Multiple issues were raised in the letters sent to the journal, but one of the most common included questions about the novelty of the Dutch team’s finding. One letter pointed out, for example, that the existence of a structure fitting the description of the tubarial glands has been around since the 19th century. Others questioned whether it was appropriate to classify this structure as a salivary gland at all. Some scientists noted that due to issues such as the location of the glands, which suggests that their fluids do not reach the mouth and that they are therefore not involved in the production of saliva, and the glands’ apparent lack of amylase, a key protein found in saliva, it was not appropriate to classify the tubarial glands as salivary glands.
“The study would have been better if it had focused on the [importance for radiotherapy] instead of trying to create this supposed new gland, because there is no new gland,” says Cohen Goldemberg. “If I had been a reviewer [of the paper], I would probably not have rejected it, but I would surely not accept it as-is.”
In another letter, the authors pointed out all but one of the 100 patients in the sample used to identify the tubarial glands were male. Because of this gender imbalance, the authors note that it will be important to conduct further analyses to determine if are any differences in these structures in females.

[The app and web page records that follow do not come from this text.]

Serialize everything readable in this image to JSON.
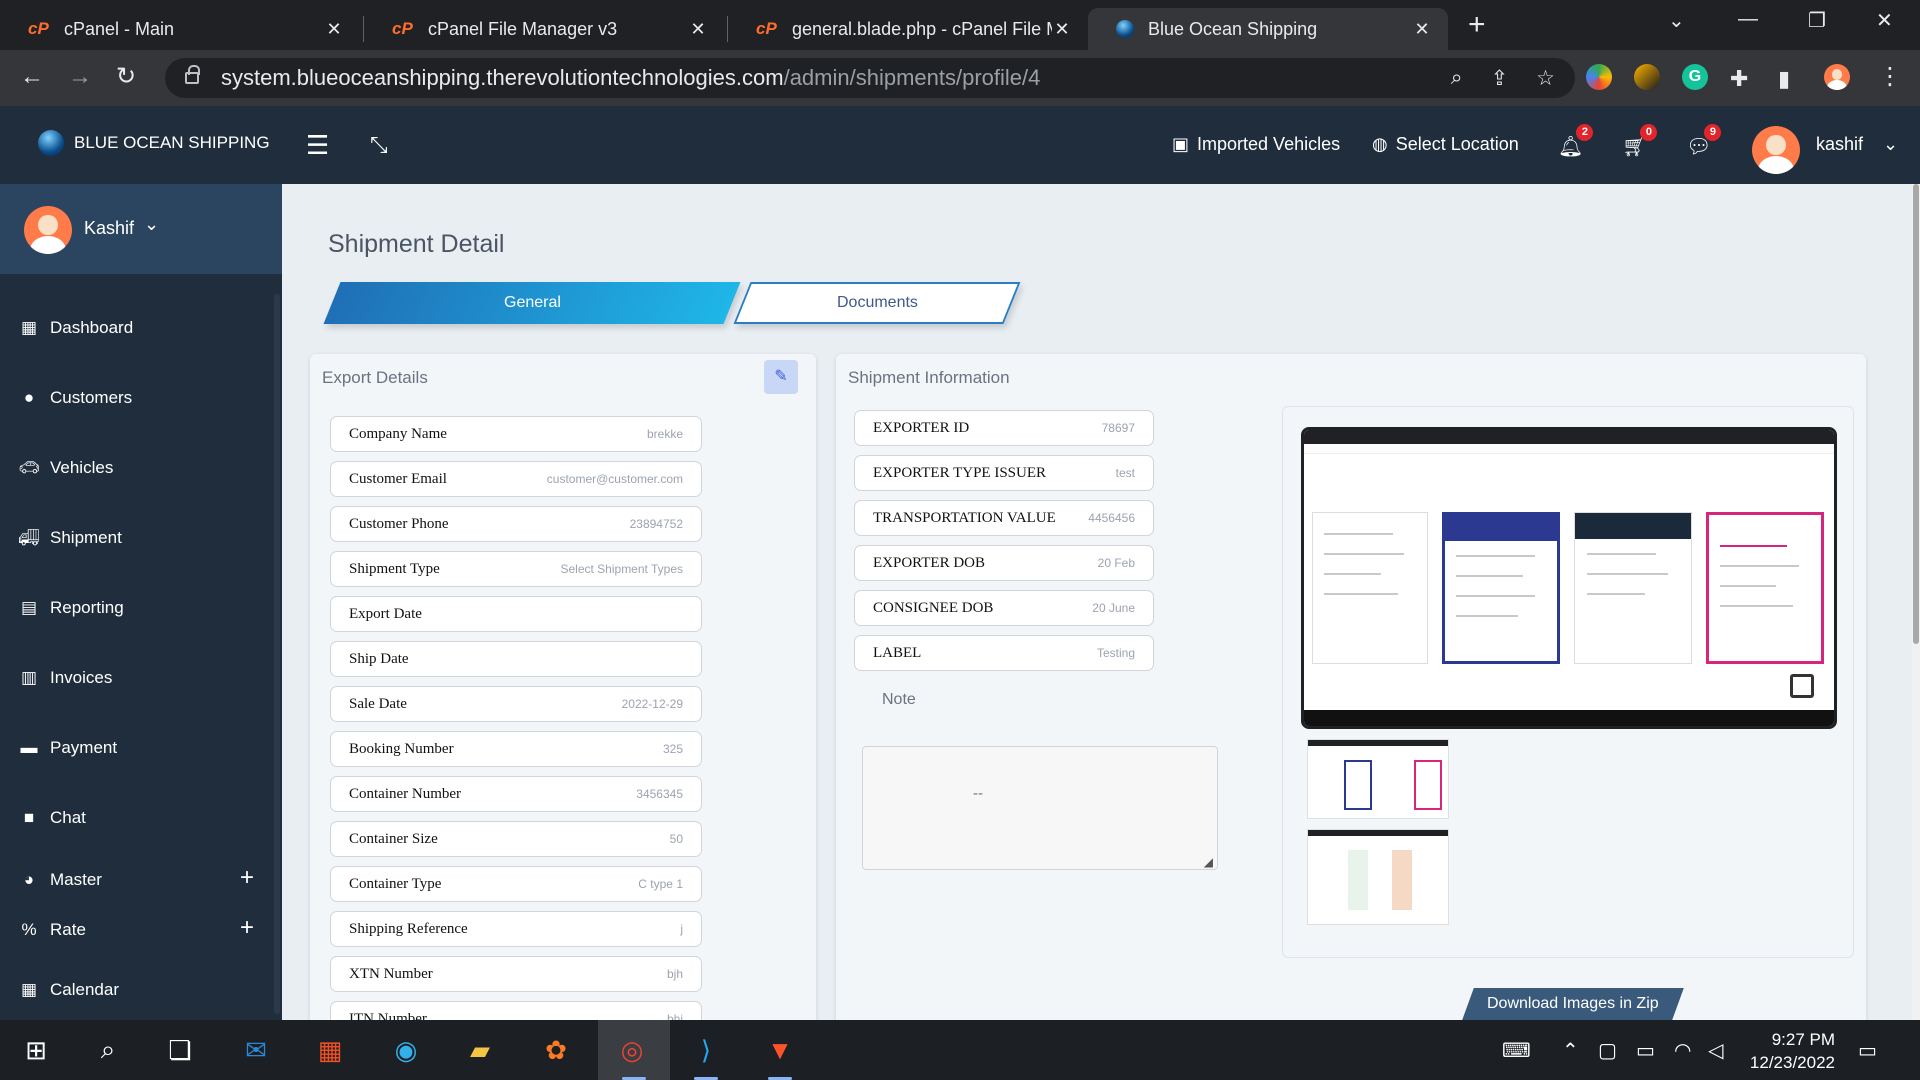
{
  "browser": {
    "tabs": [
      {
        "label": "cPanel - Main"
      },
      {
        "label": "cPanel File Manager v3"
      },
      {
        "label": "general.blade.php - cPanel File M"
      },
      {
        "label": "Blue Ocean Shipping"
      }
    ],
    "url_host": "system.blueoceanshipping.therevolutiontechnologies.com",
    "url_path": "/admin/shipments/profile/4"
  },
  "header": {
    "brand": "BLUE OCEAN SHIPPING",
    "imported_vehicles": "Imported Vehicles",
    "select_location": "Select Location",
    "notifications_count": "2",
    "cart_count": "0",
    "messages_count": "9",
    "user_name": "kashif"
  },
  "sidebar": {
    "user_name": "Kashif",
    "items": [
      {
        "label": "Dashboard",
        "icon": "calendar-icon"
      },
      {
        "label": "Customers",
        "icon": "user-icon"
      },
      {
        "label": "Vehicles",
        "icon": "car-icon"
      },
      {
        "label": "Shipment",
        "icon": "truck-icon"
      },
      {
        "label": "Reporting",
        "icon": "inbox-icon"
      },
      {
        "label": "Invoices",
        "icon": "invoice-icon"
      },
      {
        "label": "Payment",
        "icon": "card-icon"
      },
      {
        "label": "Chat",
        "icon": "chat-icon"
      },
      {
        "label": "Master",
        "icon": "pie-icon"
      },
      {
        "label": "Rate",
        "icon": "percent-icon"
      },
      {
        "label": "Calendar",
        "icon": "calendar-icon"
      }
    ]
  },
  "page": {
    "title": "Shipment Detail",
    "tab_general": "General",
    "tab_documents": "Documents"
  },
  "export_details": {
    "title": "Export Details",
    "rows": [
      {
        "label": "Company Name",
        "value": "brekke"
      },
      {
        "label": "Customer Email",
        "value": "customer@customer.com"
      },
      {
        "label": "Customer Phone",
        "value": "23894752"
      },
      {
        "label": "Shipment Type",
        "value": "Select Shipment Types"
      },
      {
        "label": "Export Date",
        "value": ""
      },
      {
        "label": "Ship Date",
        "value": ""
      },
      {
        "label": "Sale Date",
        "value": "2022-12-29"
      },
      {
        "label": "Booking Number",
        "value": "325"
      },
      {
        "label": "Container Number",
        "value": "3456345"
      },
      {
        "label": "Container Size",
        "value": "50"
      },
      {
        "label": "Container Type",
        "value": "C type 1"
      },
      {
        "label": "Shipping Reference",
        "value": "j"
      },
      {
        "label": "XTN Number",
        "value": "bjh"
      },
      {
        "label": "ITN Number",
        "value": "bhj"
      }
    ]
  },
  "shipment_info": {
    "title": "Shipment Information",
    "rows": [
      {
        "label": "EXPORTER ID",
        "value": "78697"
      },
      {
        "label": "EXPORTER TYPE ISSUER",
        "value": "test"
      },
      {
        "label": "TRANSPORTATION VALUE",
        "value": "4456456"
      },
      {
        "label": "EXPORTER DOB",
        "value": "20 Feb"
      },
      {
        "label": "CONSIGNEE DOB",
        "value": "20 June"
      },
      {
        "label": "LABEL",
        "value": "Testing"
      }
    ],
    "note_label": "Note",
    "note_value": "--"
  },
  "gallery": {
    "download_label": "Download Images in Zip"
  },
  "taskbar": {
    "time": "9:27 PM",
    "date": "12/23/2022"
  }
}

Reports of new discoveries in human anatomy are rare—and often fraught with debate. Other recent claims of previously unknown bits of human anatomy, such as the mesentery, a fan-like sheet of tissue holding the intestines together, and the interstitium, a network of fluid-filled spaces between cells, have also been questioned.

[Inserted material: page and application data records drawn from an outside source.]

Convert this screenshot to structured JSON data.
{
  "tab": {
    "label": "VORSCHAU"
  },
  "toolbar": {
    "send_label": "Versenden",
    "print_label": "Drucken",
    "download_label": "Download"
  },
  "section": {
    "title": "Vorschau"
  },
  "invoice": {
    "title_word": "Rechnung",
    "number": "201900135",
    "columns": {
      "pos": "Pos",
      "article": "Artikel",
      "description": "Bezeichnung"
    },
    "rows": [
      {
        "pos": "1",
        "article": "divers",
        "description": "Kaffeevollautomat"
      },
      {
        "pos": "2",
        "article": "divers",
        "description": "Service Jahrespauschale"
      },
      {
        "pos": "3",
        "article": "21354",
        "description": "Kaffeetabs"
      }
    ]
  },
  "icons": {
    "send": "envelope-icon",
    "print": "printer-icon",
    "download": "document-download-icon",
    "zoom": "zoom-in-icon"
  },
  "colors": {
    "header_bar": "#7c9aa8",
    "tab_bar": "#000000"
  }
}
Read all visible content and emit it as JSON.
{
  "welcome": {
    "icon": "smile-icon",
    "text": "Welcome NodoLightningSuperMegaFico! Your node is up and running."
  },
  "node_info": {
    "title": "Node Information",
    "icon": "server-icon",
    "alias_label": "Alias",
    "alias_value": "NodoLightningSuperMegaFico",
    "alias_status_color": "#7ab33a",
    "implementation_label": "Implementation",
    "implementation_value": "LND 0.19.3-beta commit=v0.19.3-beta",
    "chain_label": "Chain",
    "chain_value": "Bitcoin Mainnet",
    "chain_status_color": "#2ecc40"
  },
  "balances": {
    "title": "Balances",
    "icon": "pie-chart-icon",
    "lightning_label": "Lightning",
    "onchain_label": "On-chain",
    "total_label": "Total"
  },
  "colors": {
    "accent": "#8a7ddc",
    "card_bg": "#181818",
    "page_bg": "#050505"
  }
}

Albert Mudry, an otorhinolaryngology specialist and adjunct professor at Stanford University who coauthored one the letters in response to the tubarial glands paper, says that he is skeptical about any paper that claims to have discovered something completely novel—whether that’s a new organ or a new scientific technique—because authors often fail to conduct a thorough scan of past literature to verify the novelty. The authors of the tubarial glands paper “use a different anatomical term, but [the structure] was already described many years before and many times before.” Mudry’s letter points out that in the 19th century, anatomists Jean Cruveilhier and Jakob Henle and otologist Adam Politzer described glands in this region of the throat.
See “New Discoveries in Human Anatomy”

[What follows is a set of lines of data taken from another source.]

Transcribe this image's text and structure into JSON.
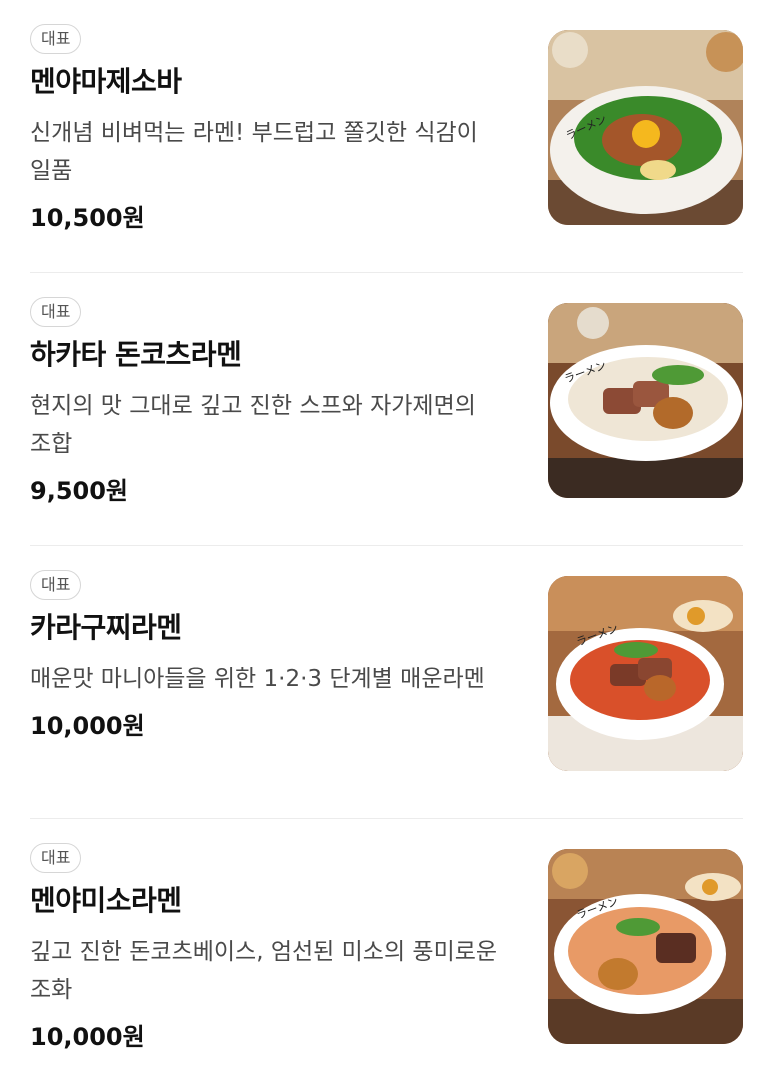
{
  "menu": {
    "items": [
      {
        "badge": "대표",
        "name": "멘야마제소바",
        "description": "신개념 비벼먹는 라멘! 부드럽고 쫄깃한 식감이 일품",
        "price": "10,500원",
        "image_icon": "mazesoba-bowl-photo"
      },
      {
        "badge": "대표",
        "name": "하카타 돈코츠라멘",
        "description": "현지의 맛 그대로 깊고 진한 스프와 자가제면의 조합",
        "price": "9,500원",
        "image_icon": "tonkotsu-ramen-photo"
      },
      {
        "badge": "대표",
        "name": "카라구찌라멘",
        "description": "매운맛 마니아들을 위한 1·2·3 단계별 매운라멘",
        "price": "10,000원",
        "image_icon": "spicy-ramen-photo"
      },
      {
        "badge": "대표",
        "name": "멘야미소라멘",
        "description": "깊고 진한 돈코츠베이스, 엄선된 미소의 풍미로운 조화",
        "price": "10,000원",
        "image_icon": "miso-ramen-photo"
      }
    ]
  },
  "bowl_lettering": "ラーメン"
}
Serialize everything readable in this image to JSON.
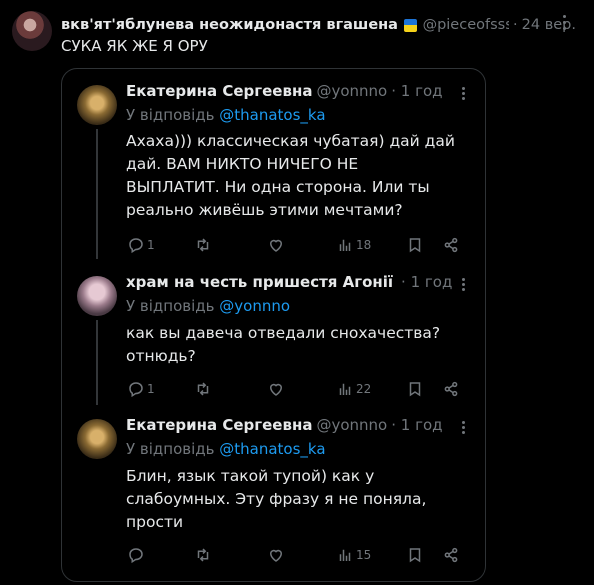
{
  "outer": {
    "author_name": "вкв'ят'яблунева неожидонастя вгашена",
    "handle": "@pieceofsssugar",
    "dot": "·",
    "date": "24 вер.",
    "text": "СУКА ЯК ЖЕ Я ОРУ",
    "flag_colors": [
      "#1d74d6",
      "#f5d21a"
    ]
  },
  "replies": [
    {
      "name": "Екатерина Сергеевна",
      "handle": "@yonnno",
      "time": "· 1 год",
      "replying_prefix": "У відповідь ",
      "mention": "@thanatos_ka",
      "lines": [
        "Ахаха))) классическая чубатая) дай дай",
        "дай. ВАМ НИКТО НИЧЕГО НЕ",
        "ВЫПЛАТИТ. Ни одна сторона. Или ты",
        "реально живёшь этими мечтами?"
      ],
      "reply_count": "1",
      "view_count": "18",
      "avatar_icon": "golden-trees-avatar"
    },
    {
      "name": "храм на честь пришестя Агонії",
      "handle": "",
      "time": "· 1 год",
      "replying_prefix": "У відповідь ",
      "mention": "@yonnno",
      "lines": [
        "как вы давеча отведали снохачества?",
        "отнюдь?"
      ],
      "reply_count": "1",
      "view_count": "22",
      "avatar_icon": "glasses-girl-avatar"
    },
    {
      "name": "Екатерина Сергеевна",
      "handle": "@yonnno",
      "time": "· 1 год",
      "replying_prefix": "У відповідь ",
      "mention": "@thanatos_ka",
      "lines": [
        "Блин, язык такой тупой) как у",
        "слабоумных. Эту фразу я не поняла,",
        "прости"
      ],
      "reply_count": "",
      "view_count": "15",
      "avatar_icon": "golden-trees-avatar"
    }
  ]
}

The authors stand by their claims. In a response letter, they comment on the criticisms, stating, among other things, that evidence from their study does not rule out the possibly that fluids from the tubarial glands reach the mouth or that amylase is present. They also note that while there have been descriptions of such structures in the past, their study provides a new perspective on prior observations.
“We’ve conducted an extensive study, but obviously there are a lot of ways you can see it, or things that we missed,” says Matthijs Valstar, an oral and maxillofacial surgeon at the Netherlands Cancer Institute (NKI) and a coauthor of the original study. He adds that there were a number of nuances about the findings mentioned in the paper—such as the acknowledgement that there might be disagreement about whether the tubarial glands were major or minor glands and whether they could be considered separate organs—that he thinks some of the letters did not acknowledge.
Wouter Vogel, a radiation oncologist at the NKI and another coauthor of the tubarial gland study, says he and his colleagues welcome the comments, as they provide avenues for further research. “Some of the authors of the letters were not yet comfortable with declaring these newly discovered glands . . . [and said] that they would like to see additional evidence, and also made very valid suggestions,” Vogel tells The Scientist. “This actually really helps us to explore further and to build more evidence. Of course, then it’s a matter of opinion, how much evidence you need to name something as a gland.”